Building in your garden – the next steps

Once you’ve sorted out the technicalities, it’s time to think about designing your outbuilding. Whether you’re looking to build an outdoor office or a new-build home for your extended family, CODA Bespoke has over 40 years of combined experience creating outstanding luxury buildings.

If you’d like to know more about our award-winning services, don’t hestitate to reach out to our team. Alternatively, take a look through our projects to get a sense of what we create.

If you’re looking to self-build your dream home, you might be confused about where to start. There are many options available to those looking to build – some with fierce competition and pitfalls to overcome. In this guide, we’ll cover how to find and buy the right land for your self-build project.

How to find land for self-building

There are several places to look when searching for land:

  • Plotfinding websites – These websites are tailored to help you find available plots of land, as well as properties suitable for renovation or 'buy to demolish’. They can be highly competitive, however. They’re also important for market research, giving you a broader idea of potential locations and price ranges.
  • Estate and land agents – Estate agents are another good point of call for self-builders, so you should always register your interest with them. Some estate agents don’t sell land, so keep your focus on the right agents local to your area of interest.
  • Property auctions – As well as estate agents, you should also try property auctions. Buildings suitable for demolition and rebuilding are often sold at auction.
  • Visiting the local area – Physically visiting areas of interest to look for suitable plots of land and approach potential sellers is another effective strategy.
  • Asset disposal websites – For example, the Government Property Finder features disused buildings that are up for sale, some of which could be used for self-building.

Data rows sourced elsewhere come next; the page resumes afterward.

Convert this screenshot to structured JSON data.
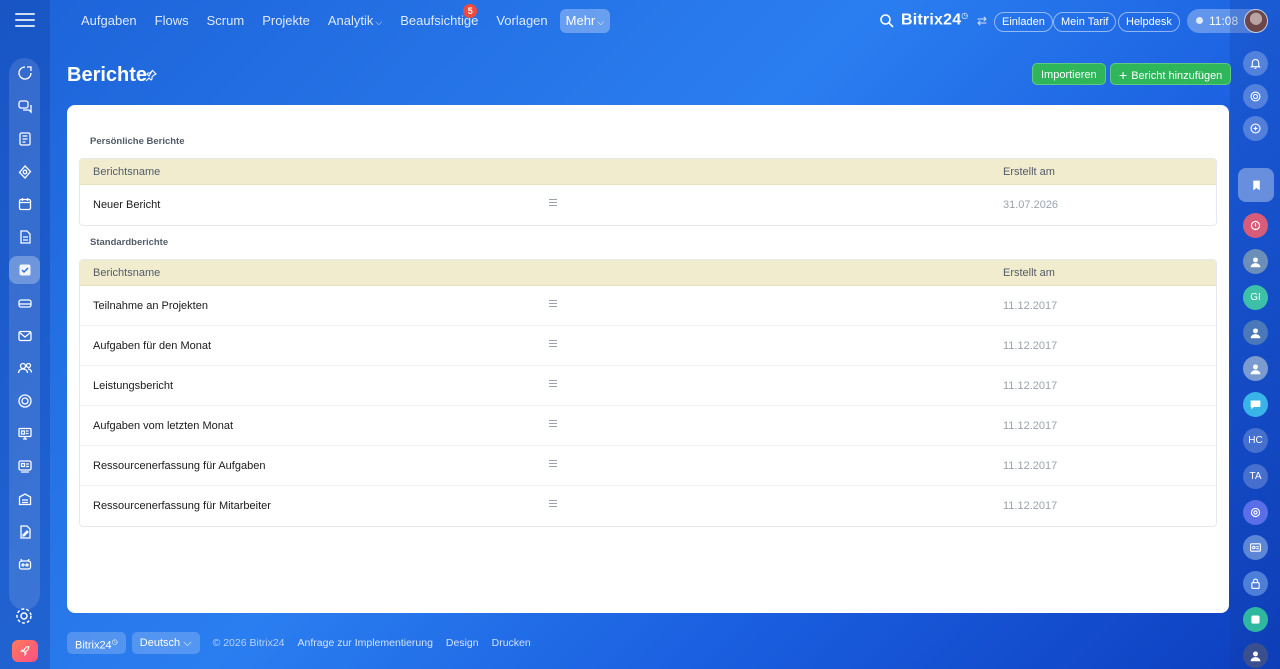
{
  "topnav": {
    "items": [
      {
        "label": "Aufgaben"
      },
      {
        "label": "Flows"
      },
      {
        "label": "Scrum"
      },
      {
        "label": "Projekte"
      },
      {
        "label": "Analytik"
      },
      {
        "label": "Beaufsichtige",
        "badge": "5"
      },
      {
        "label": "Vorlagen"
      },
      {
        "label": "Mehr"
      }
    ]
  },
  "header": {
    "brand": "Bitrix24",
    "invite": "Einladen",
    "plan": "Mein Tarif",
    "helpdesk": "Helpdesk",
    "time": "11:08"
  },
  "page": {
    "title": "Berichte",
    "import_button": "Importieren",
    "add_button": "Bericht hinzufügen"
  },
  "personal": {
    "title": "Persönliche Berichte",
    "col_name": "Berichtsname",
    "col_created": "Erstellt am",
    "rows": [
      {
        "name": "Neuer Bericht",
        "created": "31.07.2026"
      }
    ]
  },
  "standard": {
    "title": "Standardberichte",
    "col_name": "Berichtsname",
    "col_created": "Erstellt am",
    "rows": [
      {
        "name": "Teilnahme an Projekten",
        "created": "11.12.2017"
      },
      {
        "name": "Aufgaben für den Monat",
        "created": "11.12.2017"
      },
      {
        "name": "Leistungsbericht",
        "created": "11.12.2017"
      },
      {
        "name": "Aufgaben vom letzten Monat",
        "created": "11.12.2017"
      },
      {
        "name": "Ressourcenerfassung für Aufgaben",
        "created": "11.12.2017"
      },
      {
        "name": "Ressourcenerfassung für Mitarbeiter",
        "created": "11.12.2017"
      }
    ]
  },
  "right_sidebar": {
    "initials": [
      "GI",
      "HC",
      "TA"
    ]
  },
  "footer": {
    "brand": "Bitrix24",
    "language": "Deutsch",
    "copyright": "© 2026 Bitrix24",
    "links": [
      "Anfrage zur Implementierung",
      "Design",
      "Drucken"
    ]
  },
  "colors": {
    "accent_green": "#2fb55a",
    "table_header": "#f2ecce",
    "badge": "#f0493e"
  }
}
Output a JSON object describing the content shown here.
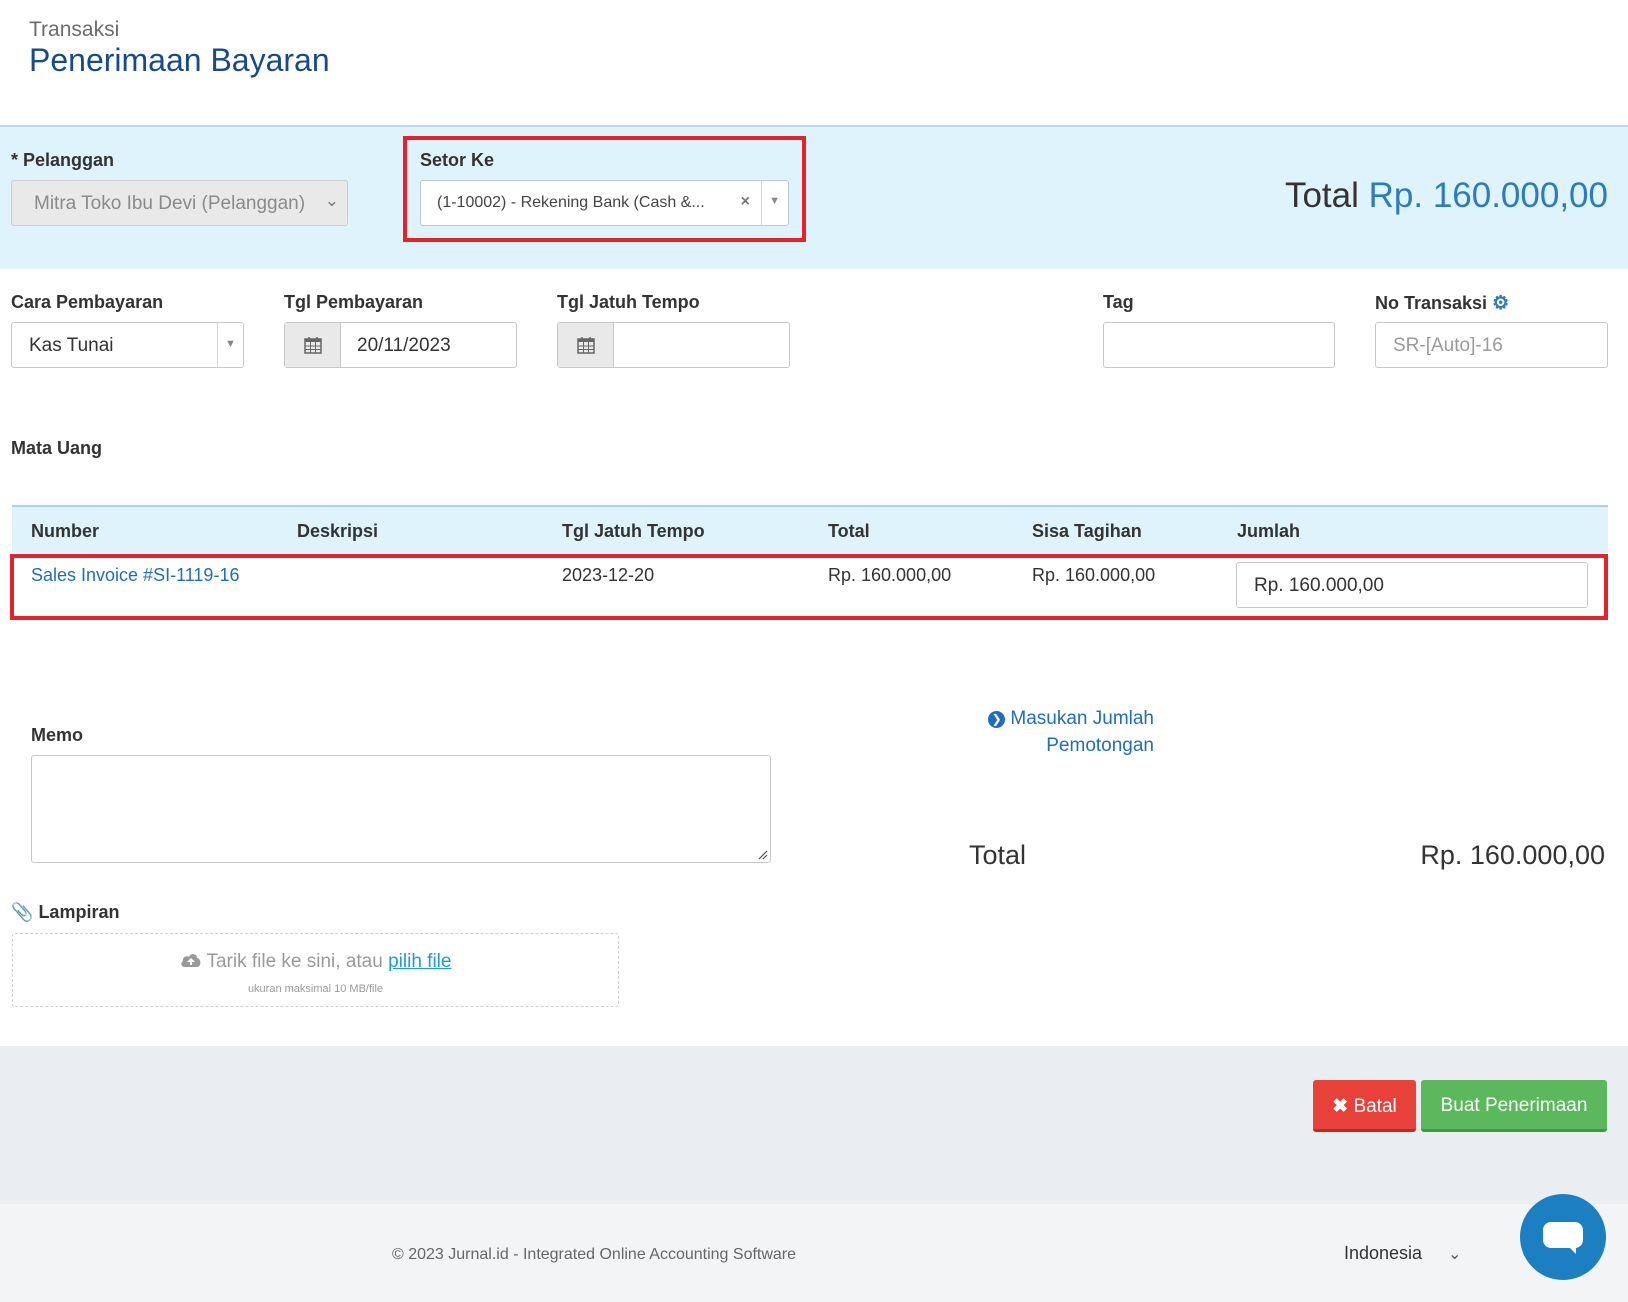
{
  "header": {
    "breadcrumb": "Transaksi",
    "title": "Penerimaan Bayaran"
  },
  "customer": {
    "label": "* Pelanggan",
    "value": "Mitra Toko Ibu Devi (Pelanggan)"
  },
  "deposit_to": {
    "label": "Setor Ke",
    "value": "(1-10002) - Rekening Bank (Cash &..."
  },
  "summary_total": {
    "label": "Total",
    "amount": "Rp. 160.000,00"
  },
  "form": {
    "payment_method": {
      "label": "Cara Pembayaran",
      "value": "Kas Tunai"
    },
    "payment_date": {
      "label": "Tgl Pembayaran",
      "value": "20/11/2023"
    },
    "due_date": {
      "label": "Tgl Jatuh Tempo",
      "value": ""
    },
    "tag": {
      "label": "Tag",
      "value": ""
    },
    "transaction_no": {
      "label": "No Transaksi",
      "placeholder": "SR-[Auto]-16"
    },
    "currency_label": "Mata Uang"
  },
  "table": {
    "headers": [
      "Number",
      "Deskripsi",
      "Tgl Jatuh Tempo",
      "Total",
      "Sisa Tagihan",
      "Jumlah"
    ],
    "rows": [
      {
        "number": "Sales Invoice #SI-1119-16",
        "description": "",
        "due_date": "2023-12-20",
        "total": "Rp. 160.000,00",
        "remaining": "Rp. 160.000,00",
        "amount": "Rp. 160.000,00"
      }
    ]
  },
  "memo": {
    "label": "Memo",
    "value": ""
  },
  "deduction_link": {
    "line1": "Masukan Jumlah",
    "line2": "Pemotongan"
  },
  "bottom_total": {
    "label": "Total",
    "amount": "Rp. 160.000,00"
  },
  "attachment": {
    "label": "Lampiran",
    "drop_text": "Tarik file ke sini, atau",
    "pick_link": "pilih file",
    "size_note": "ukuran maksimal 10 MB/file"
  },
  "actions": {
    "cancel": "Batal",
    "submit": "Buat Penerimaan"
  },
  "footer": {
    "copyright": "© 2023 Jurnal.id - Integrated Online Accounting Software",
    "language": "Indonesia"
  },
  "colors": {
    "title": "#164a8a",
    "band": "#def3fb",
    "link": "#1f6eb7",
    "highlight": "#e3222b",
    "cancel": "#e8413a",
    "submit": "#5cb85c",
    "chat": "#1b7fc1"
  }
}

Factors to consider

The most important factor to consider when searching for self-build land is planning permission. A lot of land is unsuitable to build on, and some unscrupulous sellers will attempt to sell land that is highly unlikely to ever receive planning permission.

Generally speaking, you should avoid land without planning permission, or discuss the land carefully with a local planning officer beforehand. You'll also need to consider access to the land by road.

Brownfield vs greenfield

Greenfield sites are pieces of land that haven’t been built on before, including everything from countryside fields to the land between two properties. This type of land is often very difficult to obtain planning permission for.

Your best bet for self-build land is usually a brownfield site, referring to land that has already been developed on. Councils are more likely to approve planning for these sites, and they’re relatively inexpensive. However, there are demolition costs to consider.

Local authorities are required to keep Brownfield Registers, which detail all the brownfield land suitable for residential development in the local area. Whilst some of these plots might appear rough around the edges, many can be transformed into wonderful locations for a new self-build home.

The buying process

The process of purchasing land varies. It could involve bidding on a brownfield site at an auction or approaching the council for a disused plot. Before buying, you should hire a surveyor to check for any issues with the land, including whether it’s suitable to build on or whether there are any environmental issues.

You’ll also usually need to hire a solicitor to assist with the legal process, which will include checking for any covenants or other restrictions. Finally, if the residential land is worth over £125,000, you’ll also need to pay Stamp Duty Land Tax.

Architects for your dream self-build home

Once you’ve bought your land, you can make a start on the design process. At CODA Bespoke, our award-winning Sheffield team specialises in creating show-stopping luxury properties, so your dream self-build home can become a reality.

If you’re ready to take the first step towards a bespoke self-build home, contact our team to discuss your plans. Or take a look at our portfolio to see our previous projects.

© CODA Bespoke 70-71 Cornish Place, Cornish Street, Sheffield S6 3AF.